TASK DIRECTIONS:
Output all entries verbatim, dropping pictures.

INFORMATION SHOWN:
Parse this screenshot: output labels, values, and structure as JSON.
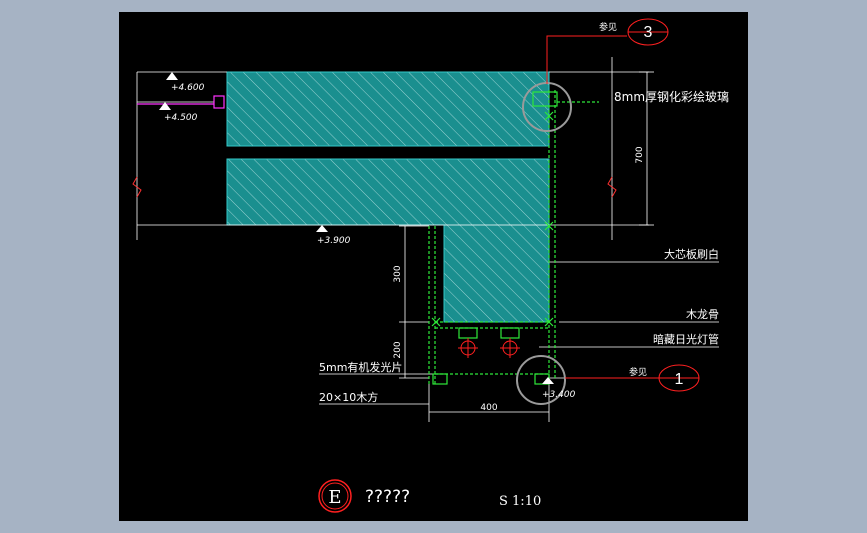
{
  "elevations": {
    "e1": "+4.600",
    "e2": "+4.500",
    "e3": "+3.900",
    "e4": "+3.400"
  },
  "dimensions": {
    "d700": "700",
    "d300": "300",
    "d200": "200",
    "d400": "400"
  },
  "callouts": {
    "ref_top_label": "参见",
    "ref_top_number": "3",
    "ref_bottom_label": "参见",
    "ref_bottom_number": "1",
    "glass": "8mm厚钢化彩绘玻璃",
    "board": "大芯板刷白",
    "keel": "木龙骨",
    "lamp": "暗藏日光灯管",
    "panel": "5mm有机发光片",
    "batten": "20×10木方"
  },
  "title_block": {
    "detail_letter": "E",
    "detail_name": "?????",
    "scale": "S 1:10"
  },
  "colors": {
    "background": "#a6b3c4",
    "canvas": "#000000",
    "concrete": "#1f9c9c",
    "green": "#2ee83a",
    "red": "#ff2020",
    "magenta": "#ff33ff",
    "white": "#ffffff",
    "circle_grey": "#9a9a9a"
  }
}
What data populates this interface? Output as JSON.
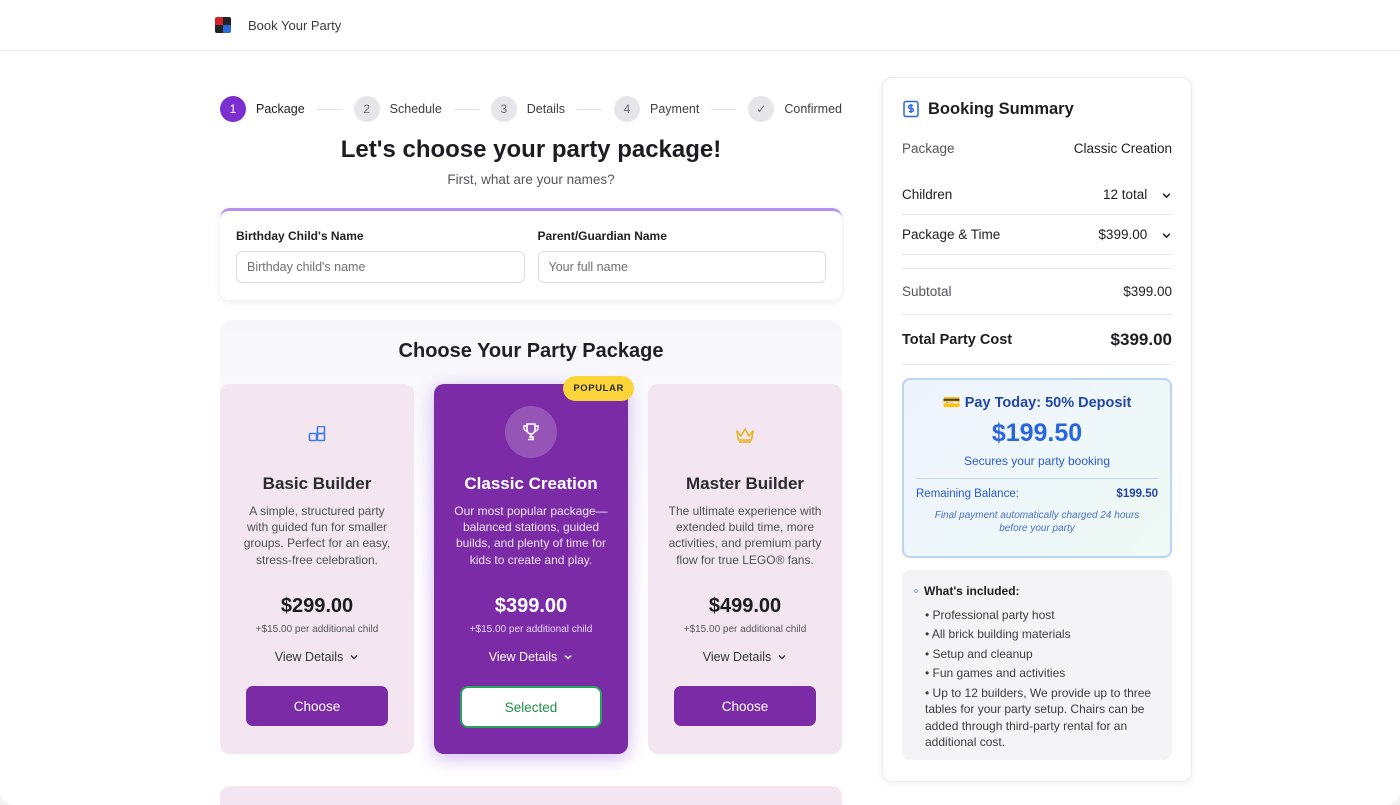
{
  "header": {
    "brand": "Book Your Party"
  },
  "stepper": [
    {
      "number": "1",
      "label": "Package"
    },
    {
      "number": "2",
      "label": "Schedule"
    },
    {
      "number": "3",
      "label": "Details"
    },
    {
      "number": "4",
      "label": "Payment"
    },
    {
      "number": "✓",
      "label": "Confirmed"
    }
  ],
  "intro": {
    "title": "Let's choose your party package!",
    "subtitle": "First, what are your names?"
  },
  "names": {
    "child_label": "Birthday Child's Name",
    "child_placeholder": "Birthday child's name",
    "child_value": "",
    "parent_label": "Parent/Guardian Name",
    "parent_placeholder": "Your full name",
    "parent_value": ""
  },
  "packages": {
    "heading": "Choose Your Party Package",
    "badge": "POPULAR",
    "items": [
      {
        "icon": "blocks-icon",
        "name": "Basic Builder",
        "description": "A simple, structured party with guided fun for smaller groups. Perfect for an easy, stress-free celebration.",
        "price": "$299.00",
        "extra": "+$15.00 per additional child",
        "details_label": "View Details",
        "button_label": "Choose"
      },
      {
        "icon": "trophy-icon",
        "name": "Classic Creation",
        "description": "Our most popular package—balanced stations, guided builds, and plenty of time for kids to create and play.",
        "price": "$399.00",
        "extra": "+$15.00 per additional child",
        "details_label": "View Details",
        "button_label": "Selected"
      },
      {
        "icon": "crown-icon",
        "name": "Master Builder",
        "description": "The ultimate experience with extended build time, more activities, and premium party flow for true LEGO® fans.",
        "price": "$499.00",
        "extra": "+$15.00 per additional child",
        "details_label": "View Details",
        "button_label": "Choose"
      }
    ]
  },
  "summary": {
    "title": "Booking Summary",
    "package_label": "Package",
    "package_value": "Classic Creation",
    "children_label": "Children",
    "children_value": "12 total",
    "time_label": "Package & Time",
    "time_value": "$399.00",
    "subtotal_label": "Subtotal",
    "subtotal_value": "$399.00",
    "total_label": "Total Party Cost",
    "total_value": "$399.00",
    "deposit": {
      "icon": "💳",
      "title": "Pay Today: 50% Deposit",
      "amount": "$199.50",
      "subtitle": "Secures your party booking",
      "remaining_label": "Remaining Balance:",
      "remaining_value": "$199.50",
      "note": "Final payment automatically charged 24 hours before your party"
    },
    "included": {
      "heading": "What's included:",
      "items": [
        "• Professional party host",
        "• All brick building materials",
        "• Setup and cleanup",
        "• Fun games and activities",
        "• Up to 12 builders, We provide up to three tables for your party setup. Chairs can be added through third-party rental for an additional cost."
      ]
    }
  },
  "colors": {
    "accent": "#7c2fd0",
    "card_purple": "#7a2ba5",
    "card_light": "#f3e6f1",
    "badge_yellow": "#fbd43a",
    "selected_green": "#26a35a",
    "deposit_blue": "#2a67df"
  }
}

FINISHED EXERCISE:
Parse this screenshot: output labels, values, and structure as JSON.
{
  "elevations": {
    "e1": "+4.600",
    "e2": "+4.500",
    "e3": "+3.900",
    "e4": "+3.400"
  },
  "dimensions": {
    "d700": "700",
    "d300": "300",
    "d200": "200",
    "d400": "400"
  },
  "callouts": {
    "ref_top_label": "参见",
    "ref_top_number": "3",
    "ref_bottom_label": "参见",
    "ref_bottom_number": "1",
    "glass": "8mm厚钢化彩绘玻璃",
    "board": "大芯板刷白",
    "keel": "木龙骨",
    "lamp": "暗藏日光灯管",
    "panel": "5mm有机发光片",
    "batten": "20×10木方"
  },
  "title_block": {
    "detail_letter": "E",
    "detail_name": "?????",
    "scale": "S 1:10"
  },
  "colors": {
    "background": "#a6b3c4",
    "canvas": "#000000",
    "concrete": "#1f9c9c",
    "green": "#2ee83a",
    "red": "#ff2020",
    "magenta": "#ff33ff",
    "white": "#ffffff",
    "circle_grey": "#9a9a9a"
  }
}
What data populates this interface? Output as JSON.
{
  "header": {
    "brand": "Book Your Party"
  },
  "stepper": [
    {
      "number": "1",
      "label": "Package"
    },
    {
      "number": "2",
      "label": "Schedule"
    },
    {
      "number": "3",
      "label": "Details"
    },
    {
      "number": "4",
      "label": "Payment"
    },
    {
      "number": "✓",
      "label": "Confirmed"
    }
  ],
  "intro": {
    "title": "Let's choose your party package!",
    "subtitle": "First, what are your names?"
  },
  "names": {
    "child_label": "Birthday Child's Name",
    "child_placeholder": "Birthday child's name",
    "child_value": "",
    "parent_label": "Parent/Guardian Name",
    "parent_placeholder": "Your full name",
    "parent_value": ""
  },
  "packages": {
    "heading": "Choose Your Party Package",
    "badge": "POPULAR",
    "items": [
      {
        "icon": "blocks-icon",
        "name": "Basic Builder",
        "description": "A simple, structured party with guided fun for smaller groups. Perfect for an easy, stress-free celebration.",
        "price": "$299.00",
        "extra": "+$15.00 per additional child",
        "details_label": "View Details",
        "button_label": "Choose"
      },
      {
        "icon": "trophy-icon",
        "name": "Classic Creation",
        "description": "Our most popular package—balanced stations, guided builds, and plenty of time for kids to create and play.",
        "price": "$399.00",
        "extra": "+$15.00 per additional child",
        "details_label": "View Details",
        "button_label": "Selected"
      },
      {
        "icon": "crown-icon",
        "name": "Master Builder",
        "description": "The ultimate experience with extended build time, more activities, and premium party flow for true LEGO® fans.",
        "price": "$499.00",
        "extra": "+$15.00 per additional child",
        "details_label": "View Details",
        "button_label": "Choose"
      }
    ]
  },
  "summary": {
    "title": "Booking Summary",
    "package_label": "Package",
    "package_value": "Classic Creation",
    "children_label": "Children",
    "children_value": "12 total",
    "time_label": "Package & Time",
    "time_value": "$399.00",
    "subtotal_label": "Subtotal",
    "subtotal_value": "$399.00",
    "total_label": "Total Party Cost",
    "total_value": "$399.00",
    "deposit": {
      "icon": "💳",
      "title": "Pay Today: 50% Deposit",
      "amount": "$199.50",
      "subtitle": "Secures your party booking",
      "remaining_label": "Remaining Balance:",
      "remaining_value": "$199.50",
      "note": "Final payment automatically charged 24 hours before your party"
    },
    "included": {
      "heading": "What's included:",
      "items": [
        "• Professional party host",
        "• All brick building materials",
        "• Setup and cleanup",
        "• Fun games and activities",
        "• Up to 12 builders, We provide up to three tables for your party setup. Chairs can be added through third-party rental for an additional cost."
      ]
    }
  },
  "colors": {
    "accent": "#7c2fd0",
    "card_purple": "#7a2ba5",
    "card_light": "#f3e6f1",
    "badge_yellow": "#fbd43a",
    "selected_green": "#26a35a",
    "deposit_blue": "#2a67df"
  }
}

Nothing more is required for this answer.